- **Problem requirements**
Omitting all pictures, retype the entries below exactly as given.

- **Stored dataset items**
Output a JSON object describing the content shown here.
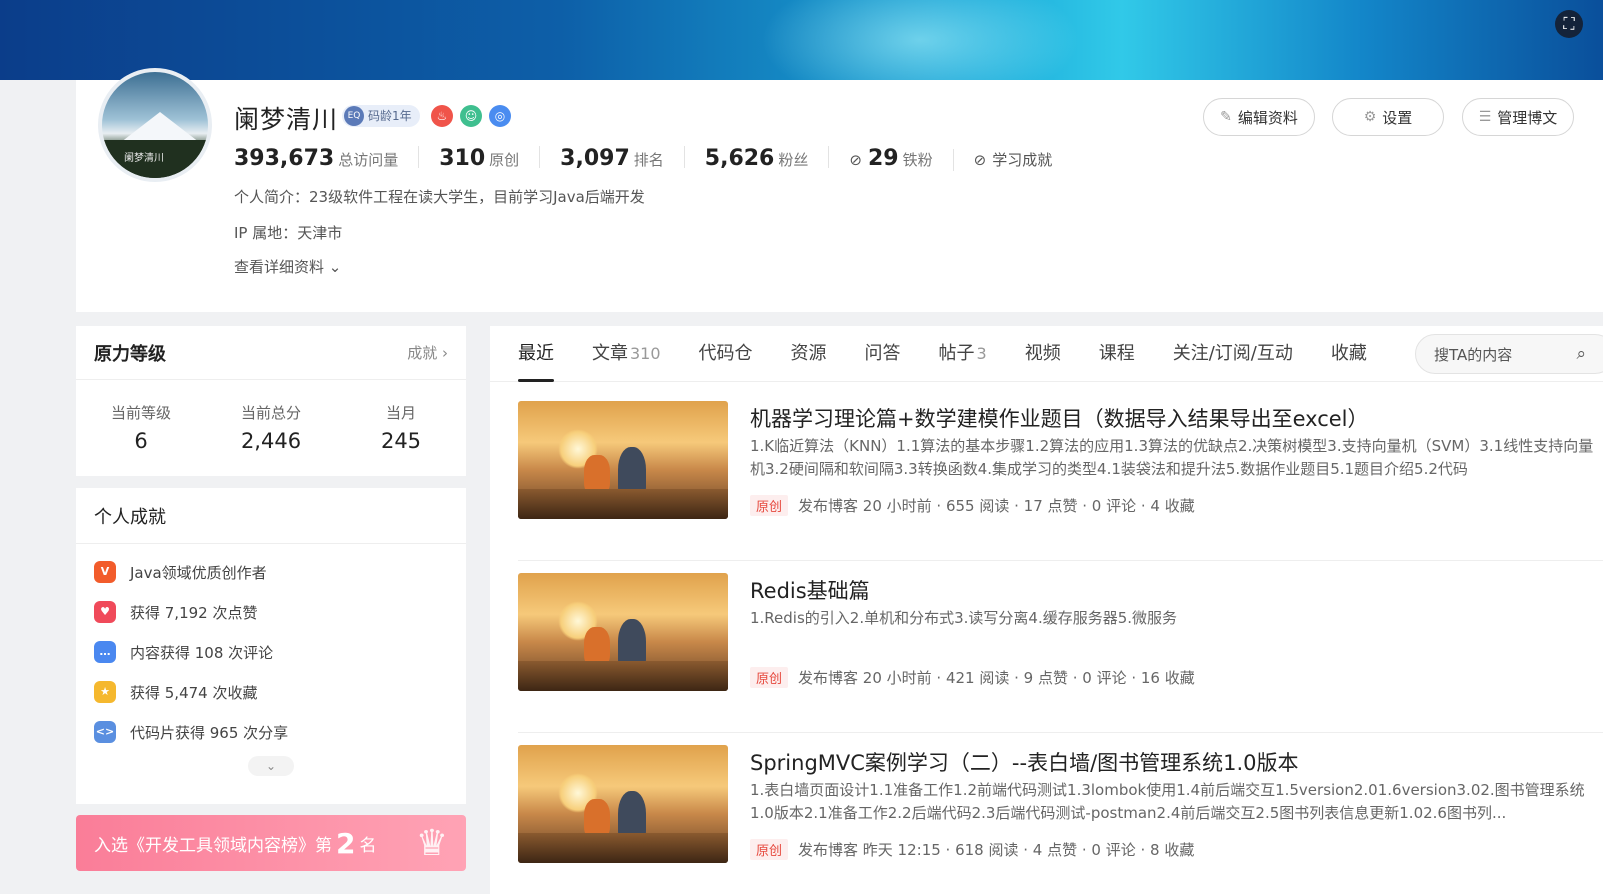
{
  "profile": {
    "name": "阑梦清川",
    "code_age": "码龄1年",
    "code_age_icon": "EQ",
    "avatar_text": "阑梦清川",
    "stats": [
      {
        "value": "393,673",
        "label": "总访问量"
      },
      {
        "value": "310",
        "label": "原创"
      },
      {
        "value": "3,097",
        "label": "排名"
      },
      {
        "value": "5,626",
        "label": "粉丝"
      },
      {
        "value": "29",
        "label": "铁粉"
      },
      {
        "value": "",
        "label": "学习成就"
      }
    ],
    "intro": "个人简介：23级软件工程在读大学生，目前学习Java后端开发",
    "ip": "IP 属地：天津市",
    "detail_link": "查看详细资料",
    "buttons": {
      "edit": "编辑资料",
      "settings": "设置",
      "manage": "管理博文"
    }
  },
  "power": {
    "title": "原力等级",
    "link": "成就",
    "levels": [
      {
        "label": "当前等级",
        "value": "6"
      },
      {
        "label": "当前总分",
        "value": "2,446"
      },
      {
        "label": "当月",
        "value": "245"
      }
    ]
  },
  "achievements": {
    "title": "个人成就",
    "items": [
      {
        "icon": "V",
        "color": "#f25c2b",
        "text": "Java领域优质创作者"
      },
      {
        "icon": "♥",
        "color": "#f04a5a",
        "text": "获得 7,192 次点赞"
      },
      {
        "icon": "…",
        "color": "#4a88f0",
        "text": "内容获得 108 次评论"
      },
      {
        "icon": "★",
        "color": "#f5b82e",
        "text": "获得 5,474 次收藏"
      },
      {
        "icon": "<>",
        "color": "#5a8fe0",
        "text": "代码片获得 965 次分享"
      }
    ]
  },
  "rank_banner": {
    "prefix": "入选《开发工具领域内容榜》第",
    "rank": "2",
    "suffix": "名"
  },
  "tabs": [
    {
      "label": "最近",
      "count": "",
      "active": true
    },
    {
      "label": "文章",
      "count": "310"
    },
    {
      "label": "代码仓",
      "count": ""
    },
    {
      "label": "资源",
      "count": ""
    },
    {
      "label": "问答",
      "count": ""
    },
    {
      "label": "帖子",
      "count": "3"
    },
    {
      "label": "视频",
      "count": ""
    },
    {
      "label": "课程",
      "count": ""
    },
    {
      "label": "关注/订阅/互动",
      "count": ""
    },
    {
      "label": "收藏",
      "count": ""
    }
  ],
  "search": {
    "placeholder": "搜TA的内容"
  },
  "articles": [
    {
      "title": "机器学习理论篇+数学建模作业题目（数据导入结果导出至excel）",
      "desc": "1.K临近算法（KNN）1.1算法的基本步骤1.2算法的应用1.3算法的优缺点2.决策树模型3.支持向量机（SVM）3.1线性支持向量机3.2硬间隔和软间隔3.3转换函数4.集成学习的类型4.1装袋法和提升法5.数据作业题目5.1题目介绍5.2代码",
      "tag": "原创",
      "meta": "发布博客 20 小时前 · 655 阅读 · 17 点赞 · 0 评论 · 4 收藏"
    },
    {
      "title": "Redis基础篇",
      "desc": "1.Redis的引入2.单机和分布式3.读写分离4.缓存服务器5.微服务",
      "tag": "原创",
      "meta": "发布博客 20 小时前 · 421 阅读 · 9 点赞 · 0 评论 · 16 收藏"
    },
    {
      "title": "SpringMVC案例学习（二）--表白墙/图书管理系统1.0版本",
      "desc": "1.表白墙页面设计1.1准备工作1.2前端代码测试1.3lombok使用1.4前后端交互1.5version2.01.6version3.02.图书管理系统1.0版本2.1准备工作2.2后端代码2.3后端代码测试-postman2.4前后端交互2.5图书列表信息更新1.02.6图书列...",
      "tag": "原创",
      "meta": "发布博客 昨天 12:15 · 618 阅读 · 4 点赞 · 0 评论 · 8 收藏"
    }
  ]
}
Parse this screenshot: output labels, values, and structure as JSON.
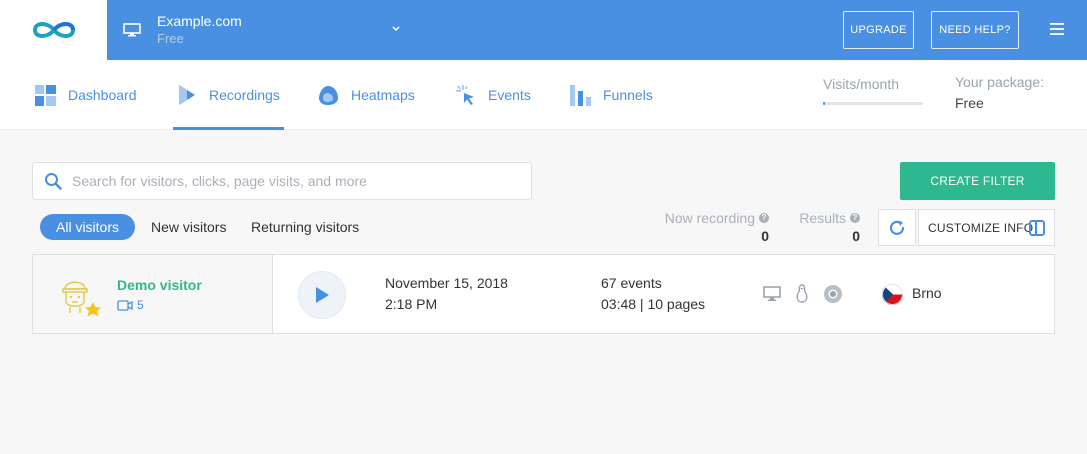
{
  "colors": {
    "brand_blue": "#4a90e2",
    "accent_green": "#2eb88f",
    "background": "#f7f7f7"
  },
  "header": {
    "logo_icon": "infinity-logo-icon",
    "site_name": "Example.com",
    "site_plan": "Free",
    "upgrade_label": "UPGRADE",
    "help_label": "NEED HELP?"
  },
  "nav": {
    "items": [
      {
        "label": "Dashboard",
        "icon": "dashboard-icon"
      },
      {
        "label": "Recordings",
        "icon": "recordings-icon",
        "active": true
      },
      {
        "label": "Heatmaps",
        "icon": "heatmaps-icon"
      },
      {
        "label": "Events",
        "icon": "events-icon"
      },
      {
        "label": "Funnels",
        "icon": "funnels-icon"
      }
    ],
    "visits_label": "Visits/month",
    "visits_progress": 0.02,
    "package_label": "Your package:",
    "package_value": "Free"
  },
  "toolbar": {
    "search_placeholder": "Search for visitors, clicks, page visits, and more",
    "search_value": "",
    "create_filter_label": "CREATE FILTER",
    "segments": [
      "All visitors",
      "New visitors",
      "Returning visitors"
    ],
    "now_recording_label": "Now recording",
    "now_recording_value": "0",
    "results_label": "Results",
    "results_value": "0",
    "customize_label": "CUSTOMIZE INFO"
  },
  "recordings": [
    {
      "visitor_name": "Demo visitor",
      "recording_count": "5",
      "date": "November 15, 2018",
      "time": "2:18 PM",
      "events": "67 events",
      "duration_pages": "03:48 | 10 pages",
      "device_icon": "desktop-icon",
      "os_icon": "linux-icon",
      "browser_icon": "chrome-icon",
      "country_icon": "czech-flag-icon",
      "city": "Brno"
    }
  ]
}
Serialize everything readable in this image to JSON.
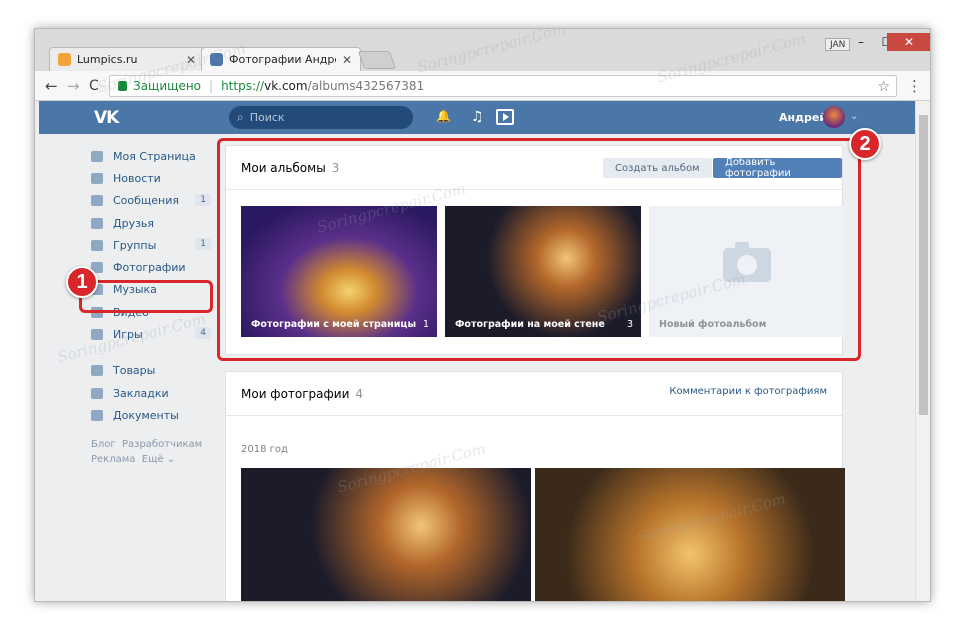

- **Solution to this task**
Output a JSON object describing the content shown here.
{
  "profile": {
    "name": "阑梦清川",
    "code_age": "码龄1年",
    "code_age_icon": "EQ",
    "avatar_text": "阑梦清川",
    "stats": [
      {
        "value": "393,673",
        "label": "总访问量"
      },
      {
        "value": "310",
        "label": "原创"
      },
      {
        "value": "3,097",
        "label": "排名"
      },
      {
        "value": "5,626",
        "label": "粉丝"
      },
      {
        "value": "29",
        "label": "铁粉"
      },
      {
        "value": "",
        "label": "学习成就"
      }
    ],
    "intro": "个人简介：23级软件工程在读大学生，目前学习Java后端开发",
    "ip": "IP 属地：天津市",
    "detail_link": "查看详细资料",
    "buttons": {
      "edit": "编辑资料",
      "settings": "设置",
      "manage": "管理博文"
    }
  },
  "power": {
    "title": "原力等级",
    "link": "成就",
    "levels": [
      {
        "label": "当前等级",
        "value": "6"
      },
      {
        "label": "当前总分",
        "value": "2,446"
      },
      {
        "label": "当月",
        "value": "245"
      }
    ]
  },
  "achievements": {
    "title": "个人成就",
    "items": [
      {
        "icon": "V",
        "color": "#f25c2b",
        "text": "Java领域优质创作者"
      },
      {
        "icon": "♥",
        "color": "#f04a5a",
        "text": "获得 7,192 次点赞"
      },
      {
        "icon": "…",
        "color": "#4a88f0",
        "text": "内容获得 108 次评论"
      },
      {
        "icon": "★",
        "color": "#f5b82e",
        "text": "获得 5,474 次收藏"
      },
      {
        "icon": "<>",
        "color": "#5a8fe0",
        "text": "代码片获得 965 次分享"
      }
    ]
  },
  "rank_banner": {
    "prefix": "入选《开发工具领域内容榜》第",
    "rank": "2",
    "suffix": "名"
  },
  "tabs": [
    {
      "label": "最近",
      "count": "",
      "active": true
    },
    {
      "label": "文章",
      "count": "310"
    },
    {
      "label": "代码仓",
      "count": ""
    },
    {
      "label": "资源",
      "count": ""
    },
    {
      "label": "问答",
      "count": ""
    },
    {
      "label": "帖子",
      "count": "3"
    },
    {
      "label": "视频",
      "count": ""
    },
    {
      "label": "课程",
      "count": ""
    },
    {
      "label": "关注/订阅/互动",
      "count": ""
    },
    {
      "label": "收藏",
      "count": ""
    }
  ],
  "search": {
    "placeholder": "搜TA的内容"
  },
  "articles": [
    {
      "title": "机器学习理论篇+数学建模作业题目（数据导入结果导出至excel）",
      "desc": "1.K临近算法（KNN）1.1算法的基本步骤1.2算法的应用1.3算法的优缺点2.决策树模型3.支持向量机（SVM）3.1线性支持向量机3.2硬间隔和软间隔3.3转换函数4.集成学习的类型4.1装袋法和提升法5.数据作业题目5.1题目介绍5.2代码",
      "tag": "原创",
      "meta": "发布博客 20 小时前 · 655 阅读 · 17 点赞 · 0 评论 · 4 收藏"
    },
    {
      "title": "Redis基础篇",
      "desc": "1.Redis的引入2.单机和分布式3.读写分离4.缓存服务器5.微服务",
      "tag": "原创",
      "meta": "发布博客 20 小时前 · 421 阅读 · 9 点赞 · 0 评论 · 16 收藏"
    },
    {
      "title": "SpringMVC案例学习（二）--表白墙/图书管理系统1.0版本",
      "desc": "1.表白墙页面设计1.1准备工作1.2前端代码测试1.3lombok使用1.4前后端交互1.5version2.01.6version3.02.图书管理系统1.0版本2.1准备工作2.2后端代码2.3后端代码测试-postman2.4前后端交互2.5图书列表信息更新1.02.6图书列...",
      "tag": "原创",
      "meta": "发布博客 昨天 12:15 · 618 阅读 · 4 点赞 · 0 评论 · 8 收藏"
    }
  ]
}
Parse this screenshot: output labels, values, and structure as JSON.
{
  "colors": {
    "brand_blue": "#4a90e2",
    "accent_green": "#2eb88f",
    "background": "#f7f7f7"
  },
  "header": {
    "logo_icon": "infinity-logo-icon",
    "site_name": "Example.com",
    "site_plan": "Free",
    "upgrade_label": "UPGRADE",
    "help_label": "NEED HELP?"
  },
  "nav": {
    "items": [
      {
        "label": "Dashboard",
        "icon": "dashboard-icon"
      },
      {
        "label": "Recordings",
        "icon": "recordings-icon",
        "active": true
      },
      {
        "label": "Heatmaps",
        "icon": "heatmaps-icon"
      },
      {
        "label": "Events",
        "icon": "events-icon"
      },
      {
        "label": "Funnels",
        "icon": "funnels-icon"
      }
    ],
    "visits_label": "Visits/month",
    "visits_progress": 0.02,
    "package_label": "Your package:",
    "package_value": "Free"
  },
  "toolbar": {
    "search_placeholder": "Search for visitors, clicks, page visits, and more",
    "search_value": "",
    "create_filter_label": "CREATE FILTER",
    "segments": [
      "All visitors",
      "New visitors",
      "Returning visitors"
    ],
    "now_recording_label": "Now recording",
    "now_recording_value": "0",
    "results_label": "Results",
    "results_value": "0",
    "customize_label": "CUSTOMIZE INFO"
  },
  "recordings": [
    {
      "visitor_name": "Demo visitor",
      "recording_count": "5",
      "date": "November 15, 2018",
      "time": "2:18 PM",
      "events": "67 events",
      "duration_pages": "03:48 | 10 pages",
      "device_icon": "desktop-icon",
      "os_icon": "linux-icon",
      "browser_icon": "chrome-icon",
      "country_icon": "czech-flag-icon",
      "city": "Brno"
    }
  ]
}
Serialize everything readable in this image to JSON.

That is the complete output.